→ **ACTIVITY**: Below are the records. Gather each line that holds "more".

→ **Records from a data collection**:
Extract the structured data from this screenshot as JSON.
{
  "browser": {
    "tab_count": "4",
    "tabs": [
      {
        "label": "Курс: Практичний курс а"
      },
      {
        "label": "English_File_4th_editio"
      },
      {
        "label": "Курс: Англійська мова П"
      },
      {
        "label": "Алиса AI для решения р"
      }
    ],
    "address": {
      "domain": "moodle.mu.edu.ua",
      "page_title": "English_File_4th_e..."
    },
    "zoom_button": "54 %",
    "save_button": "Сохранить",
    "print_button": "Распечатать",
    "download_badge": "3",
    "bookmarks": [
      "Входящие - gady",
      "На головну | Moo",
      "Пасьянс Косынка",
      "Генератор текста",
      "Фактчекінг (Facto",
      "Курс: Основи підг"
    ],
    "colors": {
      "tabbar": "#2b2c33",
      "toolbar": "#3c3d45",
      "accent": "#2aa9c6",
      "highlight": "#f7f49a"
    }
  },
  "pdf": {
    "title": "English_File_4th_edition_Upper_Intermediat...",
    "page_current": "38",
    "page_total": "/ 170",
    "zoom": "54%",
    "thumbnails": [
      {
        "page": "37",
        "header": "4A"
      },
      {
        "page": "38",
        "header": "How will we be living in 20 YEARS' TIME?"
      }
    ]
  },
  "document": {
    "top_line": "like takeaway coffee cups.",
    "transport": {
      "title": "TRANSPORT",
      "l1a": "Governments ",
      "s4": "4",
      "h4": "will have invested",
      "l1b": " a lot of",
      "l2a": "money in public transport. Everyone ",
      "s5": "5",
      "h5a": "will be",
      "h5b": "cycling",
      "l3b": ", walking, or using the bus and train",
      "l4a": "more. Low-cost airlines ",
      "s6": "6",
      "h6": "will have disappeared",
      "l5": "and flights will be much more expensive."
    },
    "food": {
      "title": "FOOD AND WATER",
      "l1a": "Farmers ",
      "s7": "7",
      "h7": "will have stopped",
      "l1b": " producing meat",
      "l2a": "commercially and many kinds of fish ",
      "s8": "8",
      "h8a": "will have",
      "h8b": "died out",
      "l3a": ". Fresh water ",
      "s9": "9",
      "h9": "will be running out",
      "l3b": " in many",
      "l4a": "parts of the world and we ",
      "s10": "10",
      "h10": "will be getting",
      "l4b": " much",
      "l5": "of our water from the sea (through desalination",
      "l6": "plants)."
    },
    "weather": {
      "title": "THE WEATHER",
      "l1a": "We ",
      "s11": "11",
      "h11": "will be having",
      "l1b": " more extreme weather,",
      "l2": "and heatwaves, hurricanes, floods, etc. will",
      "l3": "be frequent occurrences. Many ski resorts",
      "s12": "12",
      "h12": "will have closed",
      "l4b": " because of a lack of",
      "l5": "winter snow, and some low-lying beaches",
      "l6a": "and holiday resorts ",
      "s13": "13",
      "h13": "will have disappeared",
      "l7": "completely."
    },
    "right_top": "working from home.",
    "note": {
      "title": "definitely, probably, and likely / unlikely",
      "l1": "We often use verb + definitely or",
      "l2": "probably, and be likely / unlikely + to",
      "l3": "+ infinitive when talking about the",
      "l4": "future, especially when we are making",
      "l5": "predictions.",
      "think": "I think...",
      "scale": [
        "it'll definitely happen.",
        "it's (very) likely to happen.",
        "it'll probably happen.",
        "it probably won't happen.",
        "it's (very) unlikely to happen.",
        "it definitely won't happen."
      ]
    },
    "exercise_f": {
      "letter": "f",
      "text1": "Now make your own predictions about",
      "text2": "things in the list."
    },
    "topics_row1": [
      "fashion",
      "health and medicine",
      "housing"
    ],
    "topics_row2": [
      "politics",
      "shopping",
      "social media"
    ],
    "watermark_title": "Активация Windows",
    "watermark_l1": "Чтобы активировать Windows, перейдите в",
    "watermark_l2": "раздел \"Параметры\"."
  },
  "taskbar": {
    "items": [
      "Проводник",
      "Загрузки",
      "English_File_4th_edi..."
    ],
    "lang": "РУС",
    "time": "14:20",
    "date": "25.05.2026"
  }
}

→ **REPLY**:
      "l4a": "more. Low-cost airlines ",
      "l5": "and flights will be much more expensive."
      "l1b": " more extreme weather,",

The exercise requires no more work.